*** Begin section ***

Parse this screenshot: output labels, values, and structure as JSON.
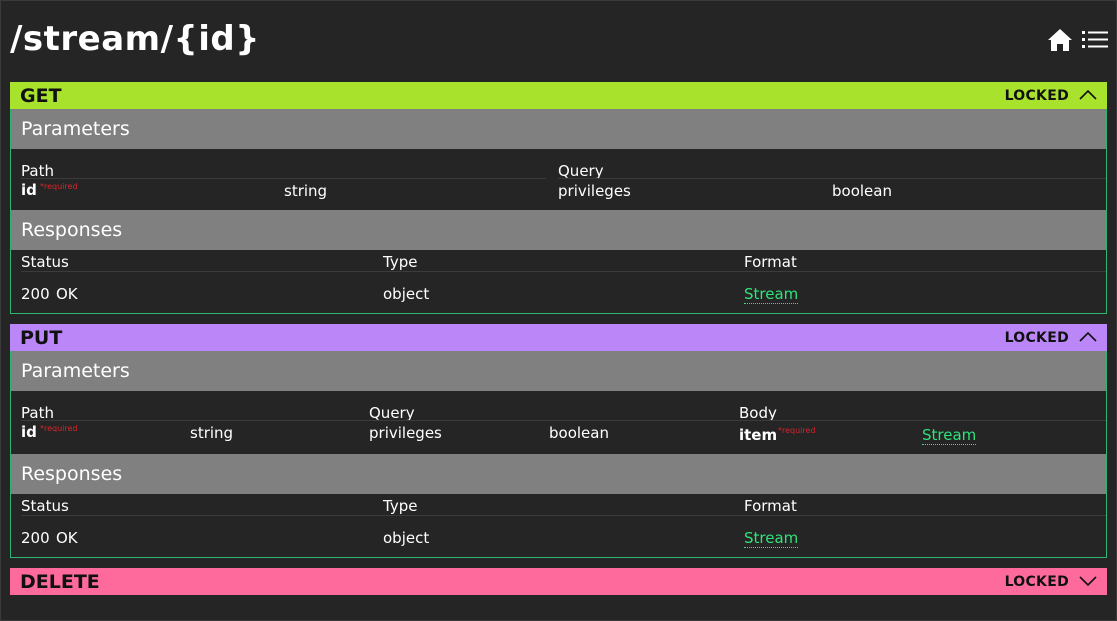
{
  "page": {
    "title": "/stream/{id}"
  },
  "nav": {
    "home_icon": "home-icon",
    "menu_icon": "list-menu-icon"
  },
  "colors": {
    "get": "#a9e22d",
    "put": "#bb86f8",
    "delete": "#fe6a9c",
    "border": "#2fb572",
    "link": "#2ee37a",
    "required": "#d9242b"
  },
  "operations": [
    {
      "method": "GET",
      "locked": "LOCKED",
      "expanded": true,
      "parameters_title": "Parameters",
      "groups": [
        {
          "title": "Path",
          "params": [
            {
              "name": "id",
              "required": "*required",
              "type": "string"
            }
          ]
        },
        {
          "title": "Query",
          "params": [
            {
              "name": "privileges",
              "type": "boolean"
            }
          ]
        }
      ],
      "responses_title": "Responses",
      "response_headers": [
        "Status",
        "Type",
        "Format"
      ],
      "responses": [
        {
          "status": "200",
          "text": "OK",
          "type": "object",
          "format": "Stream"
        }
      ]
    },
    {
      "method": "PUT",
      "locked": "LOCKED",
      "expanded": true,
      "parameters_title": "Parameters",
      "groups": [
        {
          "title": "Path",
          "params": [
            {
              "name": "id",
              "required": "*required",
              "type": "string"
            }
          ]
        },
        {
          "title": "Query",
          "params": [
            {
              "name": "privileges",
              "type": "boolean"
            }
          ]
        },
        {
          "title": "Body",
          "params": [
            {
              "name": "item",
              "required": "*required",
              "type": "Stream"
            }
          ]
        }
      ],
      "responses_title": "Responses",
      "response_headers": [
        "Status",
        "Type",
        "Format"
      ],
      "responses": [
        {
          "status": "200",
          "text": "OK",
          "type": "object",
          "format": "Stream"
        }
      ]
    },
    {
      "method": "DELETE",
      "locked": "LOCKED",
      "expanded": false
    }
  ]
}
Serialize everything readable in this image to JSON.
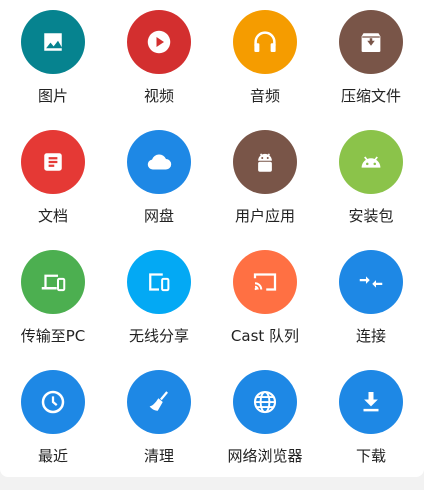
{
  "tiles": [
    {
      "label": "图片",
      "icon": "image-icon",
      "color": "#06838f"
    },
    {
      "label": "视频",
      "icon": "play-icon",
      "color": "#d32f2f"
    },
    {
      "label": "音频",
      "icon": "headphones-icon",
      "color": "#f59c00"
    },
    {
      "label": "压缩文件",
      "icon": "archive-icon",
      "color": "#795548"
    },
    {
      "label": "文档",
      "icon": "document-icon",
      "color": "#e53935"
    },
    {
      "label": "网盘",
      "icon": "cloud-icon",
      "color": "#1e88e5"
    },
    {
      "label": "用户应用",
      "icon": "android-icon",
      "color": "#795548"
    },
    {
      "label": "安装包",
      "icon": "android-icon",
      "color": "#8bc34a"
    },
    {
      "label": "传输至PC",
      "icon": "devices-icon",
      "color": "#4caf50"
    },
    {
      "label": "无线分享",
      "icon": "phonelink-icon",
      "color": "#03a9f4"
    },
    {
      "label": "Cast 队列",
      "icon": "cast-icon",
      "color": "#ff7043"
    },
    {
      "label": "连接",
      "icon": "compress-arrows-icon",
      "color": "#1e88e5"
    },
    {
      "label": "最近",
      "icon": "clock-icon",
      "color": "#1e88e5"
    },
    {
      "label": "清理",
      "icon": "broom-icon",
      "color": "#1e88e5"
    },
    {
      "label": "网络浏览器",
      "icon": "globe-icon",
      "color": "#1e88e5"
    },
    {
      "label": "下载",
      "icon": "download-icon",
      "color": "#1e88e5"
    }
  ]
}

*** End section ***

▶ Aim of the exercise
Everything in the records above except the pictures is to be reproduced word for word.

▶ Exercise result
Parse this screenshot: output labels, values, and structure as JSON.
{
  "page": {
    "title": "/stream/{id}"
  },
  "nav": {
    "home_icon": "home-icon",
    "menu_icon": "list-menu-icon"
  },
  "colors": {
    "get": "#a9e22d",
    "put": "#bb86f8",
    "delete": "#fe6a9c",
    "border": "#2fb572",
    "link": "#2ee37a",
    "required": "#d9242b"
  },
  "operations": [
    {
      "method": "GET",
      "locked": "LOCKED",
      "expanded": true,
      "parameters_title": "Parameters",
      "groups": [
        {
          "title": "Path",
          "params": [
            {
              "name": "id",
              "required": "*required",
              "type": "string"
            }
          ]
        },
        {
          "title": "Query",
          "params": [
            {
              "name": "privileges",
              "type": "boolean"
            }
          ]
        }
      ],
      "responses_title": "Responses",
      "response_headers": [
        "Status",
        "Type",
        "Format"
      ],
      "responses": [
        {
          "status": "200",
          "text": "OK",
          "type": "object",
          "format": "Stream"
        }
      ]
    },
    {
      "method": "PUT",
      "locked": "LOCKED",
      "expanded": true,
      "parameters_title": "Parameters",
      "groups": [
        {
          "title": "Path",
          "params": [
            {
              "name": "id",
              "required": "*required",
              "type": "string"
            }
          ]
        },
        {
          "title": "Query",
          "params": [
            {
              "name": "privileges",
              "type": "boolean"
            }
          ]
        },
        {
          "title": "Body",
          "params": [
            {
              "name": "item",
              "required": "*required",
              "type": "Stream"
            }
          ]
        }
      ],
      "responses_title": "Responses",
      "response_headers": [
        "Status",
        "Type",
        "Format"
      ],
      "responses": [
        {
          "status": "200",
          "text": "OK",
          "type": "object",
          "format": "Stream"
        }
      ]
    },
    {
      "method": "DELETE",
      "locked": "LOCKED",
      "expanded": false
    }
  ]
}
Serialize everything readable in this image to JSON.
{
  "tiles": [
    {
      "label": "图片",
      "icon": "image-icon",
      "color": "#06838f"
    },
    {
      "label": "视频",
      "icon": "play-icon",
      "color": "#d32f2f"
    },
    {
      "label": "音频",
      "icon": "headphones-icon",
      "color": "#f59c00"
    },
    {
      "label": "压缩文件",
      "icon": "archive-icon",
      "color": "#795548"
    },
    {
      "label": "文档",
      "icon": "document-icon",
      "color": "#e53935"
    },
    {
      "label": "网盘",
      "icon": "cloud-icon",
      "color": "#1e88e5"
    },
    {
      "label": "用户应用",
      "icon": "android-icon",
      "color": "#795548"
    },
    {
      "label": "安装包",
      "icon": "android-icon",
      "color": "#8bc34a"
    },
    {
      "label": "传输至PC",
      "icon": "devices-icon",
      "color": "#4caf50"
    },
    {
      "label": "无线分享",
      "icon": "phonelink-icon",
      "color": "#03a9f4"
    },
    {
      "label": "Cast 队列",
      "icon": "cast-icon",
      "color": "#ff7043"
    },
    {
      "label": "连接",
      "icon": "compress-arrows-icon",
      "color": "#1e88e5"
    },
    {
      "label": "最近",
      "icon": "clock-icon",
      "color": "#1e88e5"
    },
    {
      "label": "清理",
      "icon": "broom-icon",
      "color": "#1e88e5"
    },
    {
      "label": "网络浏览器",
      "icon": "globe-icon",
      "color": "#1e88e5"
    },
    {
      "label": "下载",
      "icon": "download-icon",
      "color": "#1e88e5"
    }
  ]
}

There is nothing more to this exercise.